(Saintes) Charente-Maritime, France.
Halfway up the Charenter river in the heart of the civitas of the Santoni or Santones, and the chief town of that tribe, this city was
the first capital of the Augustan province Aquitania and
flourished in the 1st c. A.D.; it was then eclipsed by its
two powerful neighbors, Limonum Pictonum and Burdigala.
Built before the Roman conquest on an oppidum (the
Colline de l'Hôpital) overlooking the crossing of the
Charente, under the Empire the city spread out like a
fan on the slopes of the left bank. At the same time a
suburban street developed on the right bank, where
Agrippa's great road linking Lyon to Saintes ended.
Today the boundaries of the ancient town are marked
by the Charente, the ruins of the amphitheater (to the
SW), the Saint-Vivien cemetery (to the NE) and the
Sables hill (to the N).
The Lyon road crossed the Charente by a bridge destroyed in 1843. The bridge was approached by a double-bay arch erected in A.D. 19 m honor of Tiberius, Germanicus, and Drusus the Younger by C. Julius Rufus,
who at the same time gave Lyon its Amphitheater of
the Tres Galline. The extension of this road on the left
bank formed the decumanus maximus: its path has been
clearly located, as have certain parts of the roads parallel
or perpendicular to it. Apart from the arch (which was
moved and restored in 1843-50), those public monuments still in situ are the amphitheater and, N of the city, the Baths of Saint-Saloine. The plan of the amphitheater, according to an inscription, may date from

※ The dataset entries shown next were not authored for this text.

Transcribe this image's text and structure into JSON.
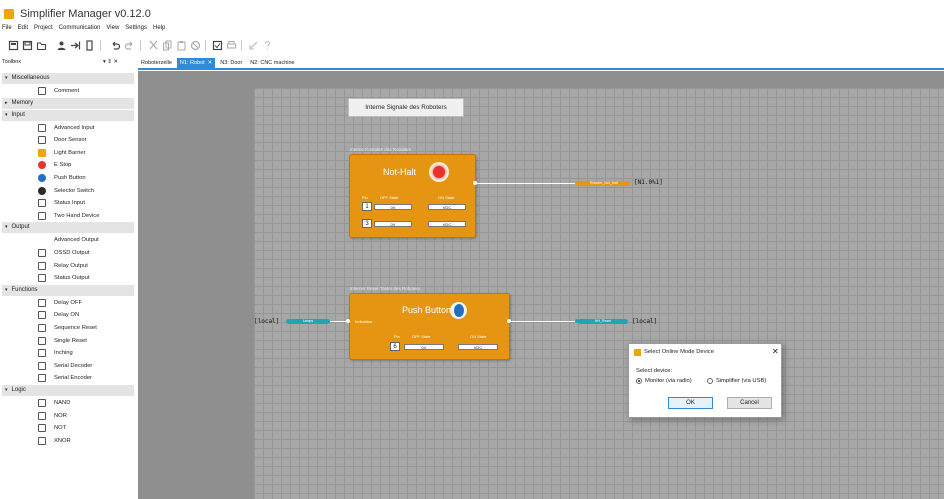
{
  "app": {
    "title": "Simplifier Manager v0.12.0"
  },
  "menu": [
    "File",
    "Edit",
    "Project",
    "Communication",
    "View",
    "Settings",
    "Help"
  ],
  "toolbar": {
    "icons": [
      "new-icon",
      "save-icon",
      "open-icon",
      "user-icon",
      "connect-icon",
      "device-icon",
      "undo-icon",
      "redo-icon",
      "cut-icon",
      "copy-icon",
      "paste-icon",
      "delete-icon",
      "check-icon",
      "print-icon",
      "link-icon",
      "help-icon"
    ]
  },
  "toolbox": {
    "label": "Toolbox",
    "controls": "▾ ⇕ ✕"
  },
  "tabs": [
    {
      "label": "Roboterzelle",
      "active": false
    },
    {
      "label": "N1: Robot",
      "active": true,
      "close": "✕"
    },
    {
      "label": "N3: Door",
      "active": false
    },
    {
      "label": "N2: CNC machine",
      "active": false
    }
  ],
  "sidebar": {
    "categories": [
      {
        "label": "Miscellaneous",
        "expanded": true,
        "items": [
          {
            "label": "Comment",
            "icon": "comment-icon"
          }
        ]
      },
      {
        "label": "Memory",
        "expanded": false,
        "items": []
      },
      {
        "label": "Input",
        "expanded": true,
        "items": [
          {
            "label": "Advanced Input",
            "icon": "advanced-input-icon"
          },
          {
            "label": "Door Sensor",
            "icon": "door-sensor-icon"
          },
          {
            "label": "Light Barrier",
            "icon": "light-barrier-icon"
          },
          {
            "label": "E Stop",
            "icon": "e-stop-icon"
          },
          {
            "label": "Push Button",
            "icon": "push-button-icon"
          },
          {
            "label": "Selector Switch",
            "icon": "selector-switch-icon"
          },
          {
            "label": "Status Input",
            "icon": "status-input-icon"
          },
          {
            "label": "Two Hand Device",
            "icon": "two-hand-device-icon"
          }
        ]
      },
      {
        "label": "Output",
        "expanded": true,
        "items": [
          {
            "label": "Advanced Output",
            "icon": ""
          },
          {
            "label": "OSSD Output",
            "icon": "ossd-output-icon"
          },
          {
            "label": "Relay Output",
            "icon": "relay-output-icon"
          },
          {
            "label": "Status Output",
            "icon": "status-output-icon"
          }
        ]
      },
      {
        "label": "Functions",
        "expanded": true,
        "items": [
          {
            "label": "Delay OFF",
            "icon": "delay-off-icon"
          },
          {
            "label": "Delay ON",
            "icon": "delay-on-icon"
          },
          {
            "label": "Sequence Reset",
            "icon": "sequence-reset-icon"
          },
          {
            "label": "Single Reset",
            "icon": "single-reset-icon"
          },
          {
            "label": "Inching",
            "icon": "inching-icon"
          },
          {
            "label": "Serial Decoder",
            "icon": "serial-decoder-icon"
          },
          {
            "label": "Serial Encoder",
            "icon": "serial-encoder-icon"
          }
        ]
      },
      {
        "label": "Logic",
        "expanded": true,
        "items": [
          {
            "label": "NAND",
            "icon": "nand-icon"
          },
          {
            "label": "NOR",
            "icon": "nor-icon"
          },
          {
            "label": "NOT",
            "icon": "not-icon"
          },
          {
            "label": "XNOR",
            "icon": "xnor-icon"
          }
        ]
      }
    ]
  },
  "diagram": {
    "header_button": "Interne Signale des Roboters",
    "block1": {
      "group_label": "Interne Kontakte des Roboters",
      "title": "Not-Halt",
      "col_pin": "Pin",
      "col_off": "OFF State",
      "col_on": "ON State",
      "rows": [
        {
          "pin": "1",
          "off": "0V",
          "on": "VDC"
        },
        {
          "pin": "3",
          "off": "0V",
          "on": "VDC"
        }
      ],
      "output_label": "Roboter_Not_Halt",
      "output_ref": "[N1.0%1]",
      "lamp_color": "#e8332d"
    },
    "block2": {
      "group_label": "Interner Reset-Taster des Roboters",
      "title": "Push Button",
      "indication": "Indication",
      "col_pin": "Pin",
      "col_off": "OFF State",
      "col_on": "ON State",
      "rows": [
        {
          "pin": "6",
          "off": "0V",
          "on": "VDC"
        }
      ],
      "input_ref": "[local]",
      "input_label": "Lamps",
      "output_label": "NH_Reset",
      "output_ref": "[local]",
      "button_color": "#1f6fc4"
    }
  },
  "dialog": {
    "title": "Select Online Mode Device",
    "close": "✕",
    "select_label": "Select device:",
    "options": [
      {
        "label": "Monitor (via radio)",
        "selected": true
      },
      {
        "label": "Simplifier (via USB)",
        "selected": false
      }
    ],
    "ok": "OK",
    "cancel": "Cancel"
  },
  "colors": {
    "accent": "#2e8bd8",
    "block": "#e59511",
    "wire_label_orange": "#e59511",
    "wire_label_teal": "#25a3b5"
  }
}
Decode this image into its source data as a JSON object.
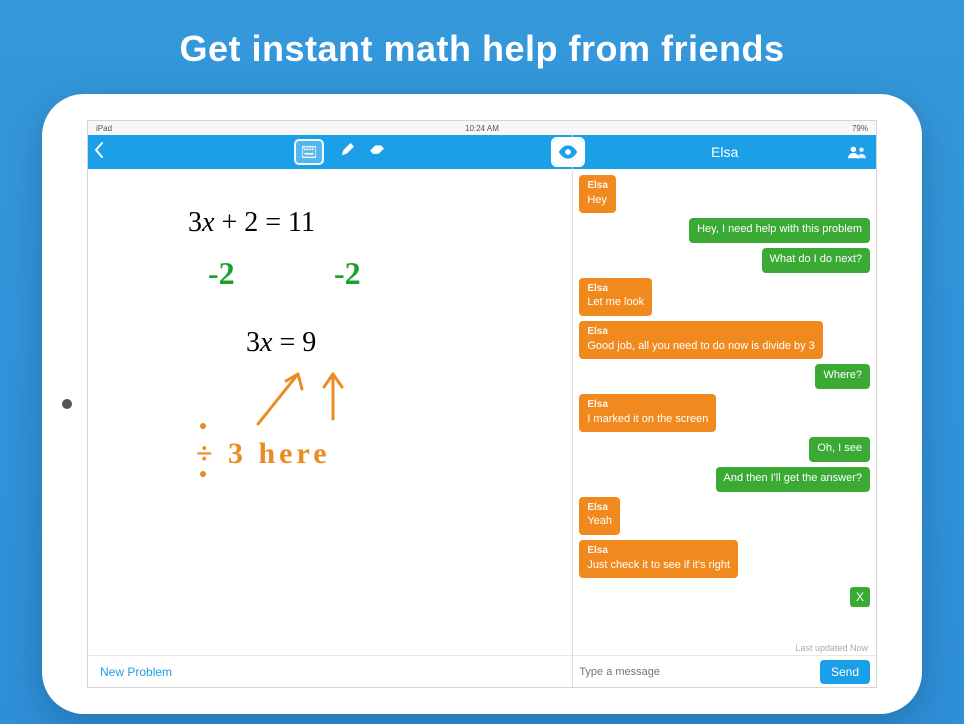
{
  "headline": "Get instant math help from friends",
  "status": {
    "left": "iPad",
    "center": "10:24 AM",
    "right": "79%"
  },
  "whiteboard": {
    "equation1": "3x + 2 = 11",
    "annotation_minus_a": "-2",
    "annotation_minus_b": "-2",
    "equation2": "3x = 9",
    "annotation_divide": "÷ 3  here",
    "footer_new_problem": "New Problem"
  },
  "chat": {
    "header_name": "Elsa",
    "input_placeholder": "Type a message",
    "send_label": "Send",
    "last_updated": "Last updated  Now",
    "messages": [
      {
        "side": "friend",
        "sender": "Elsa",
        "text": "Hey"
      },
      {
        "side": "me",
        "text": "Hey, I need help with this problem"
      },
      {
        "side": "me",
        "text": "What do I do next?"
      },
      {
        "side": "friend",
        "sender": "Elsa",
        "text": "Let me look"
      },
      {
        "side": "friend",
        "sender": "Elsa",
        "text": "Good job, all you need to do now is divide by 3"
      },
      {
        "side": "me",
        "text": "Where?"
      },
      {
        "side": "friend",
        "sender": "Elsa",
        "text": "I marked it on the screen"
      },
      {
        "side": "me",
        "text": "Oh, I see"
      },
      {
        "side": "me",
        "text": "And then I'll get the answer?"
      },
      {
        "side": "friend",
        "sender": "Elsa",
        "text": "Yeah"
      },
      {
        "side": "friend",
        "sender": "Elsa",
        "text": "Just check it to see if it's right"
      }
    ],
    "close_label": "X"
  }
}
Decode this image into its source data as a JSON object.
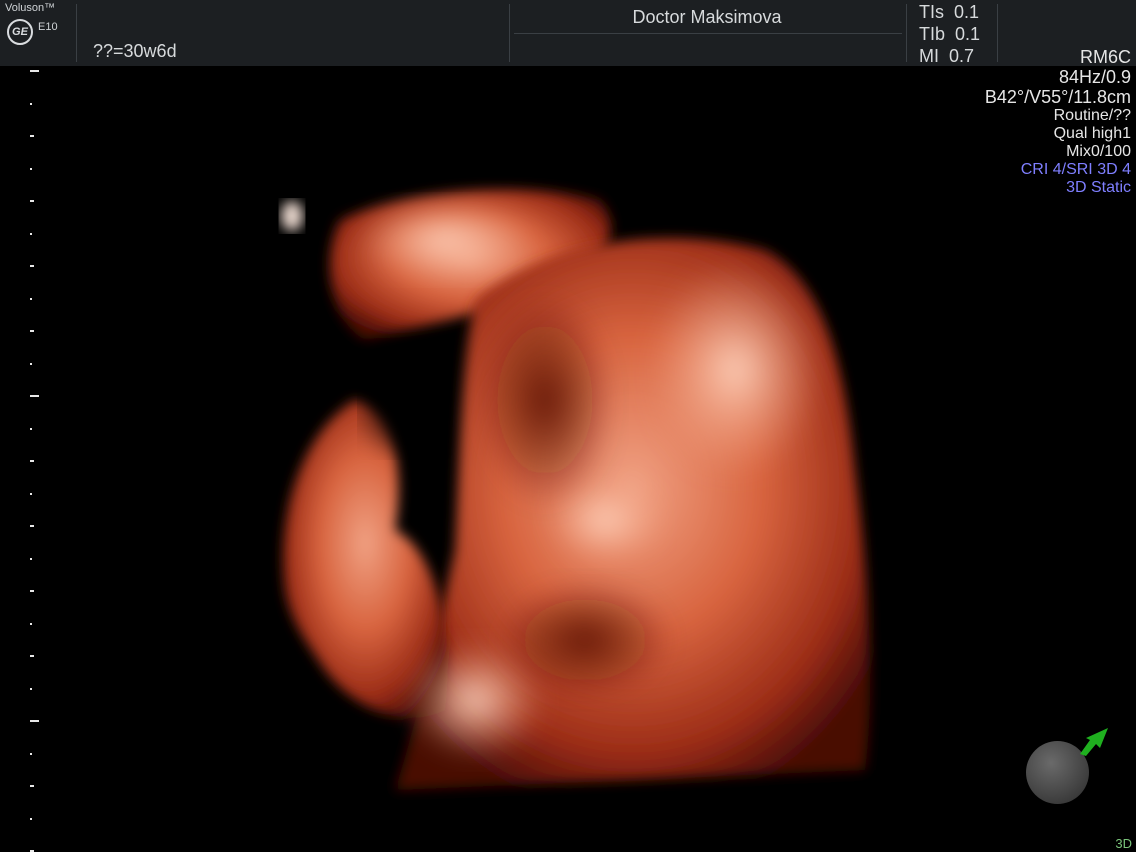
{
  "header": {
    "brand_name": "Voluson™",
    "logo_text": "GE",
    "model": "E10",
    "gestational_age": "??=30w6d",
    "doctor": "Doctor Maksimova",
    "indices": [
      {
        "label": "TIs",
        "value": "0.1"
      },
      {
        "label": "TIb",
        "value": "0.1"
      },
      {
        "label": "MI",
        "value": "0.7"
      }
    ]
  },
  "params": {
    "probe": "RM6C",
    "frequency": "84Hz/0.9",
    "angles": "B42°/V55°/11.8cm",
    "preset": "Routine/??",
    "quality": "Qual high1",
    "mix": "Mix0/100",
    "cri": "CRI 4/SRI 3D 4",
    "mode_label": "3D Static"
  },
  "footer": {
    "mode": "3D"
  },
  "colors": {
    "header_bg": "#1c1f22",
    "accent_blue": "#7f7fff",
    "arrow_green": "#1fb01f"
  }
}
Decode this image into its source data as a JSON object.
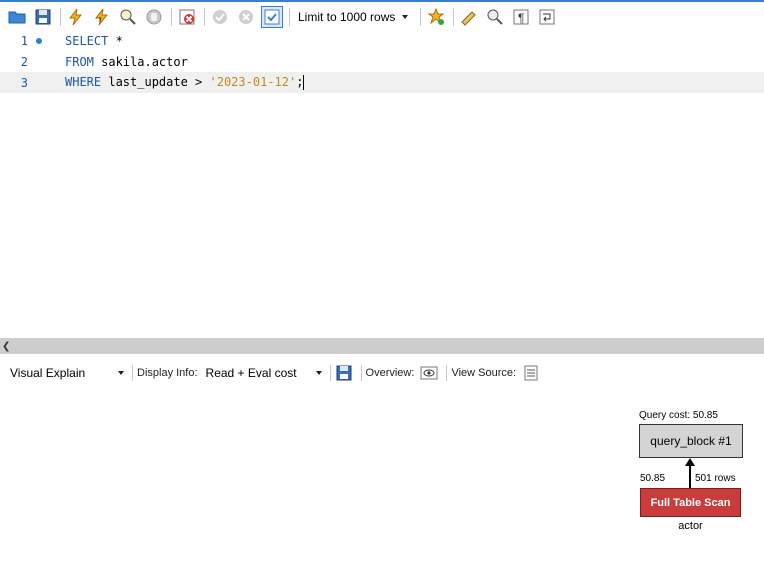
{
  "toolbar": {
    "buttons": [
      {
        "name": "open-folder-icon"
      },
      {
        "name": "save-icon"
      },
      {
        "name": "execute-icon"
      },
      {
        "name": "execute-current-icon"
      },
      {
        "name": "explain-icon"
      },
      {
        "name": "stop-icon"
      },
      {
        "name": "toggle-error-icon"
      },
      {
        "name": "commit-icon"
      },
      {
        "name": "rollback-icon"
      },
      {
        "name": "autocommit-icon"
      }
    ],
    "limit_label": "Limit to 1000 rows",
    "right_buttons": [
      {
        "name": "add-snippet-icon"
      },
      {
        "name": "beautify-icon"
      },
      {
        "name": "find-icon"
      },
      {
        "name": "invisible-chars-icon"
      },
      {
        "name": "wrap-lines-icon"
      }
    ]
  },
  "editor": {
    "lines": [
      {
        "num": "1",
        "kw": "SELECT",
        "rest": " *"
      },
      {
        "num": "2",
        "kw": "FROM",
        "rest": " sakila.actor"
      },
      {
        "num": "3",
        "kw": "WHERE",
        "rest": " last_update > ",
        "str": "'2023-01-12'",
        "tail": ";"
      }
    ]
  },
  "explain_bar": {
    "view_label": "Visual Explain",
    "display_info_label": "Display Info:",
    "display_info_value": "Read + Eval cost",
    "overview_label": "Overview:",
    "view_source_label": "View Source:"
  },
  "diagram": {
    "query_cost": "Query cost: 50.85",
    "query_block": "query_block #1",
    "cost": "50.85",
    "rows": "501 rows",
    "access_type": "Full Table Scan",
    "table": "actor"
  }
}
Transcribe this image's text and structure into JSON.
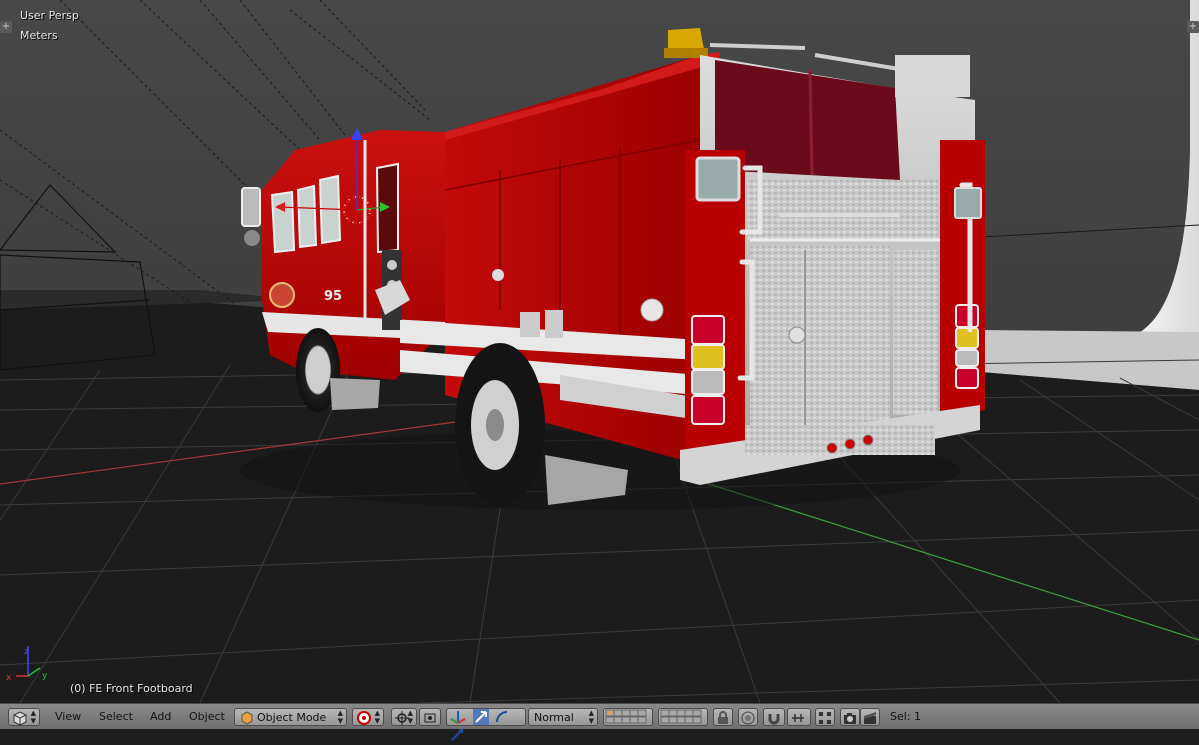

Claudius' reign, while the section of the baths that has
been excavated reveals an asymmetric plan that was
popular in Gaul. The Saint-Vivien bath buildings N of
the town by the river were torn down in the first half
of the 19th c., as was a monument with a Doric frieze
built on the decumanus maximus in the city center, on
the N slope of the Colline de l'Hôpital. Later, the subfoundations of two large monuments were also destroyed
on this hill. Finally, we possess the elements of a great
frieze from a theater, not located; also, excavations carried out in 1944 N of the city may have uncovered the
site of a circus. Water was brought to Saintes from the
hills on the right bank of the river, at Le Douhet and
Vénérand, by an aqueduct 11 km long; some underground sections are well preserved but no traces of it
have been found in the city.
At the beginning of the 4th c. the city erected ramparts that, essentially, enclosed the original acropolis.
Excavation of these walls (to the N and W), mainly in
1887-88, enriched the Musée Archéologique. The pottery, everyday articles, and sculpture are interesting
though not exceptional, but the architectural collection
is of extremely high quality: it includes many monuments, some of them dating from the beginning of our era, judging from the style of the capitals or of certain friezes.
F. Bourignon, Recherches topographiques . . . sur les antiquités gauloises et romaines de la province de Saintonge
IX; A. Chaudruc de Crazannes, Antiquités de la ville de Saintes et du département de la Charente-Inferieure
(1820); E. Proust & Ch. Dangibeaud, La ville de Saintes à la fin du XIXe siècle
(1900); Ch. Dangibeaud, Mediolanum Santonum
I: Le municipe
II: Les ruines, le musée
(1933); Keune, RE
2889-2301 s.v. Santoni; J. Michaud, “Le développement
topographique de Saintes au Moyen-Age,” Bull. philologique et hist. du Comité